▶ [Work order] Write the entries again exactly, with no line missing.

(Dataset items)

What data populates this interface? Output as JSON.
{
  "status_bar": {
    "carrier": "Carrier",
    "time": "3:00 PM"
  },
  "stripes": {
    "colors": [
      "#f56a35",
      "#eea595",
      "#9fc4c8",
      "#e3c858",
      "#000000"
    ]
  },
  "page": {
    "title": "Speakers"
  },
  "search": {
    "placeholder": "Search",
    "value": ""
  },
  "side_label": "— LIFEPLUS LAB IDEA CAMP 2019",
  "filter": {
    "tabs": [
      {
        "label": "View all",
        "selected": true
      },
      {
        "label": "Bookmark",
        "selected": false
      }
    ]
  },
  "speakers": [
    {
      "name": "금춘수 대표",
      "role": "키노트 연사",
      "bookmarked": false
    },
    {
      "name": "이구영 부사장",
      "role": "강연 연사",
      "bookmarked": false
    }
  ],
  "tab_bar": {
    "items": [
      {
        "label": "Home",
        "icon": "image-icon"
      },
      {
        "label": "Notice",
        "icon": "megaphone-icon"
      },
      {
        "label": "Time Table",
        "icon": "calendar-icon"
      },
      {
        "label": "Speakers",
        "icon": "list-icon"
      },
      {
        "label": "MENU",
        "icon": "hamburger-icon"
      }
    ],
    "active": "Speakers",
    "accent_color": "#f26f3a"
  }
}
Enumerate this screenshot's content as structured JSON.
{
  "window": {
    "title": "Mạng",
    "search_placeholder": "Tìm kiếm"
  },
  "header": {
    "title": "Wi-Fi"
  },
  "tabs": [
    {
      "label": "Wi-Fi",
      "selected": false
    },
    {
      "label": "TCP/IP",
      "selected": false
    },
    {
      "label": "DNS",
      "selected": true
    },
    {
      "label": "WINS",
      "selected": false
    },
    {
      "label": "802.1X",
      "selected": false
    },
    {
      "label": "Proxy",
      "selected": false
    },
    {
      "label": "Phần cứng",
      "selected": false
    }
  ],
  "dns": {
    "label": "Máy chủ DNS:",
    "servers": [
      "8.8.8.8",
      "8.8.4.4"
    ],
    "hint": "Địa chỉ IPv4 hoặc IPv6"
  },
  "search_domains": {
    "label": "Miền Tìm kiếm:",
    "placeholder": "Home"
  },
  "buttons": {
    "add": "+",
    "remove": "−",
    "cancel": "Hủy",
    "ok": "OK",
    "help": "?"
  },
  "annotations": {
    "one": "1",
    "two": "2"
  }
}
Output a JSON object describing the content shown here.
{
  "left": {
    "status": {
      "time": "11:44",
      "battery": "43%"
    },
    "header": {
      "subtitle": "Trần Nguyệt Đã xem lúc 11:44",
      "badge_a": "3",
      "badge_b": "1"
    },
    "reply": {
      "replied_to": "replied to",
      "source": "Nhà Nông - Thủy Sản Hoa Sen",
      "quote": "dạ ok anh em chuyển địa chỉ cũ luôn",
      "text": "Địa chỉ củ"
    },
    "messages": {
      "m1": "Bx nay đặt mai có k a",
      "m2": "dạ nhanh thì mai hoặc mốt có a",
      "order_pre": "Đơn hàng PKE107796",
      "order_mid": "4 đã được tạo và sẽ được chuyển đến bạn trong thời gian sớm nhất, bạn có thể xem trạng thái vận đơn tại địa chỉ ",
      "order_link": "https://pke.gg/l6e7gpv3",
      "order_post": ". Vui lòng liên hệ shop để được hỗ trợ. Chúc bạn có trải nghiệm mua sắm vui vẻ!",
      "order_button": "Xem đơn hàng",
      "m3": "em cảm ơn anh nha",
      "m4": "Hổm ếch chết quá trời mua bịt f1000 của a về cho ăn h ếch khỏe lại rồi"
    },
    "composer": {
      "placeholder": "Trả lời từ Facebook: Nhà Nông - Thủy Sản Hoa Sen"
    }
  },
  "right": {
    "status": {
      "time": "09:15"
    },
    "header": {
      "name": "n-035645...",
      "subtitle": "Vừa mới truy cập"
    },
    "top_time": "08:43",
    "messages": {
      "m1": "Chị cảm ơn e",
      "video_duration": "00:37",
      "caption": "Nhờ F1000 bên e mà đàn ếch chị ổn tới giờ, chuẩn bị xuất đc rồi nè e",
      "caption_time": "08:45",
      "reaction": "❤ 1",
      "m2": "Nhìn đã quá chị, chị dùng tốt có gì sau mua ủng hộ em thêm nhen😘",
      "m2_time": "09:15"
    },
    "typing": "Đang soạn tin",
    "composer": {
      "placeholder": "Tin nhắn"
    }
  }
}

▶ [Your response]
What data populates this interface? Output as JSON.
{
  "status_bar": {
    "carrier": "Carrier",
    "time": "3:00 PM"
  },
  "stripes": {
    "colors": [
      "#f56a35",
      "#eea595",
      "#9fc4c8",
      "#e3c858",
      "#000000"
    ]
  },
  "page": {
    "title": "Speakers"
  },
  "search": {
    "placeholder": "Search",
    "value": ""
  },
  "side_label": "— LIFEPLUS LAB IDEA CAMP 2019",
  "filter": {
    "tabs": [
      {
        "label": "View all",
        "selected": true
      },
      {
        "label": "Bookmark",
        "selected": false
      }
    ]
  },
  "speakers": [
    {
      "name": "금춘수 대표",
      "role": "키노트 연사",
      "bookmarked": false
    },
    {
      "name": "이구영 부사장",
      "role": "강연 연사",
      "bookmarked": false
    }
  ],
  "tab_bar": {
    "items": [
      {
        "label": "Home",
        "icon": "image-icon"
      },
      {
        "label": "Notice",
        "icon": "megaphone-icon"
      },
      {
        "label": "Time Table",
        "icon": "calendar-icon"
      },
      {
        "label": "Speakers",
        "icon": "list-icon"
      },
      {
        "label": "MENU",
        "icon": "hamburger-icon"
      }
    ],
    "active": "Speakers",
    "accent_color": "#f26f3a"
  }
}
Enumerate this screenshot's content as structured JSON.
{
  "window": {
    "title": "Mạng",
    "search_placeholder": "Tìm kiếm"
  },
  "header": {
    "title": "Wi-Fi"
  },
  "tabs": [
    {
      "label": "Wi-Fi",
      "selected": false
    },
    {
      "label": "TCP/IP",
      "selected": false
    },
    {
      "label": "DNS",
      "selected": true
    },
    {
      "label": "WINS",
      "selected": false
    },
    {
      "label": "802.1X",
      "selected": false
    },
    {
      "label": "Proxy",
      "selected": false
    },
    {
      "label": "Phần cứng",
      "selected": false
    }
  ],
  "dns": {
    "label": "Máy chủ DNS:",
    "servers": [
      "8.8.8.8",
      "8.8.4.4"
    ],
    "hint": "Địa chỉ IPv4 hoặc IPv6"
  },
  "search_domains": {
    "label": "Miền Tìm kiếm:",
    "placeholder": "Home"
  },
  "buttons": {
    "add": "+",
    "remove": "−",
    "cancel": "Hủy",
    "ok": "OK",
    "help": "?"
  },
  "annotations": {
    "one": "1",
    "two": "2"
  }
}
Output a JSON object describing the content shown here.
{
  "left": {
    "status": {
      "time": "11:44",
      "battery": "43%"
    },
    "header": {
      "subtitle": "Trần Nguyệt Đã xem lúc 11:44",
      "badge_a": "3",
      "badge_b": "1"
    },
    "reply": {
      "replied_to": "replied to",
      "source": "Nhà Nông - Thủy Sản Hoa Sen",
      "quote": "dạ ok anh em chuyển địa chỉ cũ luôn",
      "text": "Địa chỉ củ"
    },
    "messages": {
      "m1": "Bx nay đặt mai có k a",
      "m2": "dạ nhanh thì mai hoặc mốt có a",
      "order_pre": "Đơn hàng PKE107796",
      "order_mid": "4 đã được tạo và sẽ được chuyển đến bạn trong thời gian sớm nhất, bạn có thể xem trạng thái vận đơn tại địa chỉ ",
      "order_link": "https://pke.gg/l6e7gpv3",
      "order_post": ". Vui lòng liên hệ shop để được hỗ trợ. Chúc bạn có trải nghiệm mua sắm vui vẻ!",
      "order_button": "Xem đơn hàng",
      "m3": "em cảm ơn anh nha",
      "m4": "Hổm ếch chết quá trời mua bịt f1000 của a về cho ăn h ếch khỏe lại rồi"
    },
    "composer": {
      "placeholder": "Trả lời từ Facebook: Nhà Nông - Thủy Sản Hoa Sen"
    }
  },
  "right": {
    "status": {
      "time": "09:15"
    },
    "header": {
      "name": "n-035645...",
      "subtitle": "Vừa mới truy cập"
    },
    "top_time": "08:43",
    "messages": {
      "m1": "Chị cảm ơn e",
      "video_duration": "00:37",
      "caption": "Nhờ F1000 bên e mà đàn ếch chị ổn tới giờ, chuẩn bị xuất đc rồi nè e",
      "caption_time": "08:45",
      "reaction": "❤ 1",
      "m2": "Nhìn đã quá chị, chị dùng tốt có gì sau mua ủng hộ em thêm nhen😘",
      "m2_time": "09:15"
    },
    "typing": "Đang soạn tin",
    "composer": {
      "placeholder": "Tin nhắn"
    }
  }
}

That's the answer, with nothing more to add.